▸ **Recorded data**:
%%

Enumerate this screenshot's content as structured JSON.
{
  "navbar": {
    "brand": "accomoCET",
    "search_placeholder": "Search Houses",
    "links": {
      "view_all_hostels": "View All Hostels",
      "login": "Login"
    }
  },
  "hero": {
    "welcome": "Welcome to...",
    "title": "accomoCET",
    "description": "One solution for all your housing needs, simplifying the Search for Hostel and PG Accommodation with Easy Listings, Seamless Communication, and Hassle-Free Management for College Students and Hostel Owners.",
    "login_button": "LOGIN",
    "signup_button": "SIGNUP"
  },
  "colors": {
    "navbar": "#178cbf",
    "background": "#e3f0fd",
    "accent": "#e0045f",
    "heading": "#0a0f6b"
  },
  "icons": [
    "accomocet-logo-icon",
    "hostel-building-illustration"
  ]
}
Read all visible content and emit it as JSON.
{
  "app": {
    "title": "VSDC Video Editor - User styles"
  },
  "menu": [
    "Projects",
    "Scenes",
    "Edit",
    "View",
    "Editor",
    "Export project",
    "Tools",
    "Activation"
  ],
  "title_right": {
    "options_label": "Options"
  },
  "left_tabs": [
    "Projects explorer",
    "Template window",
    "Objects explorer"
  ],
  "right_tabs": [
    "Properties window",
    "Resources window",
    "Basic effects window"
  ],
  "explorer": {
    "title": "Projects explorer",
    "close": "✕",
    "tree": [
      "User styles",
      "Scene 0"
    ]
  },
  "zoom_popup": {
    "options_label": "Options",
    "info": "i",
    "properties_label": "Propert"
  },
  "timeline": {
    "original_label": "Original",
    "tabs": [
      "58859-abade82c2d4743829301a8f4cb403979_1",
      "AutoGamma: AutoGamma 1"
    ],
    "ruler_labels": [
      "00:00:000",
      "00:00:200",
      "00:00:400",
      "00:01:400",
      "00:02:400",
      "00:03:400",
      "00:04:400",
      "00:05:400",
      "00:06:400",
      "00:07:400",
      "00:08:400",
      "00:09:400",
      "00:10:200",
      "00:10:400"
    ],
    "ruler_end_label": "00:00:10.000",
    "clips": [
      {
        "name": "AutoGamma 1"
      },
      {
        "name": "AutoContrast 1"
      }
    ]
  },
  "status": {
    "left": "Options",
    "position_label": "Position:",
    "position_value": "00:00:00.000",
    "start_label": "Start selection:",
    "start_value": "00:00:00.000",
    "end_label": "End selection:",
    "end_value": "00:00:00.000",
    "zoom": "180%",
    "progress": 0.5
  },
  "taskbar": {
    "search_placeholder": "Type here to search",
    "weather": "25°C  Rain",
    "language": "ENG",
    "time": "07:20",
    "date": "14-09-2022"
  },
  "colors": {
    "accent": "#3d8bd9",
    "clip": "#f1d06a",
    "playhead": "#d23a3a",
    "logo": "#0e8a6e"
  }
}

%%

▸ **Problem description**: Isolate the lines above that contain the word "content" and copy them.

▸ **Solution for this exercise**:
Enumerate this screenshot's content as structured JSON.
Read all visible content and emit it as JSON.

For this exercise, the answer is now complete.